# NB: we can use *any* energy window at this point, not necessarily that from run_params
chi_w = GfReFreq(window = (-5.0,5.0), n_points = n_w, indices = [0,1])
chi_w << cont

# \chi(i\omega_n) reconstructed from the solution
chi_rec_iw = chi_iw.copy()
chi_rec_iw << cont

# On master node, save results to an archive
if mpi.is_master_node():
    with HDFArchive("results.h5",'w') as ar:
        ar['chi_iw'] = chi_iw
        ar['chi_rec_iw'] = chi_rec_iw
        ar['chi_w'] = chi_w
        ar['histograms'] = cont.histograms

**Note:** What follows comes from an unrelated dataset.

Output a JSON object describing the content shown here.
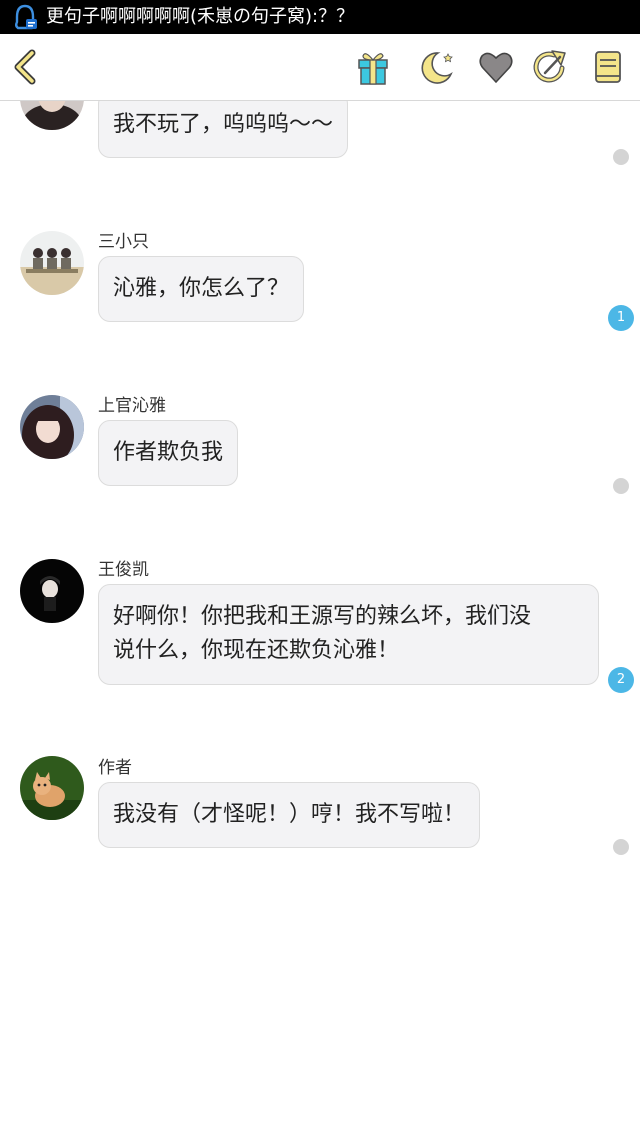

Download input file example.h5.

Plot input and reconstructed correlators at Matsubara frequencies

from pytriqs.gf.local import *
from pytriqs.archive import HDFArchive
from matplotlib import pyplot as plt
from pytriqs.plot.mpl_interface import oplot

# Read data from archive
ar = HDFArchive('results.h5', 'r')

# Plot input and reconstructed \chi(i\omega_n), real parts
oplot(ar['chi_iw'][0,0],     mode='R', linewidth=0.8, label="$\chi'_0(i\\omega_n)$")
oplot(ar['chi_rec_iw'][0,0], mode='R', linewidth=0.8, label="$\chi'_\mathrm{0,rec}(i\\omega_n)$")
oplot(ar['chi_iw'][1,1],     mode='R', linewidth=0.8, label="$\chi'_1(i\\omega_n)$")
oplot(ar['chi_rec_iw'][1,1], mode='R', linewidth=0.8, label="$\chi'_\mathrm{1,rec}(i\\omega_n)$")

plt.xlim((0, 20))
plt.legend(loc="upper center")

(Source code, png, hires.png, pdf)

# Plot input and reconstructed \chi(i\omega_n), imaginary parts
oplot(ar['chi_iw'][0,0],     mode='I', linewidth=0.8, label="$\chi''_0(i\\omega_n)$")
oplot(ar['chi_rec_iw'][0,0], mode='I', linewidth=0.8, label="$\chi''_\mathrm{0,rec}(i\\omega_n)$")
oplot(ar['chi_iw'][1,1],     mode='I', linewidth=0.8, label="$\chi''_1(i\\omega_n)$")
oplot(ar['chi_rec_iw'][1,1], mode='I', linewidth=0.8, label="$\chi''_\mathrm{1,rec}(i\\omega_n)$")

plt.xlim((0, 20))
plt.legend(loc="lower center")

(png, hires.png, pdf)


Plot the correlator on the real frequency axis

from pytriqs.gf.local import *
from pytriqs.archive import HDFArchive
from matplotlib import pyplot as plt
from pytriqs.plot.mpl_interface import oplot

# Read data from archive
ar = HDFArchive('results.h5', 'r')

# Plot imaginary part of the susceptibility on the real axis
oplot(ar['chi_w'][0,0], mode='I', linewidth=0.8, label="$\chi''_0(\\omega)$")
oplot(ar['chi_w'][1,1], mode='I', linewidth=0.8, label="$\chi''_1(\\omega)$")

plt.legend(loc = "lower right")

(Source code, png, hires.png, pdf)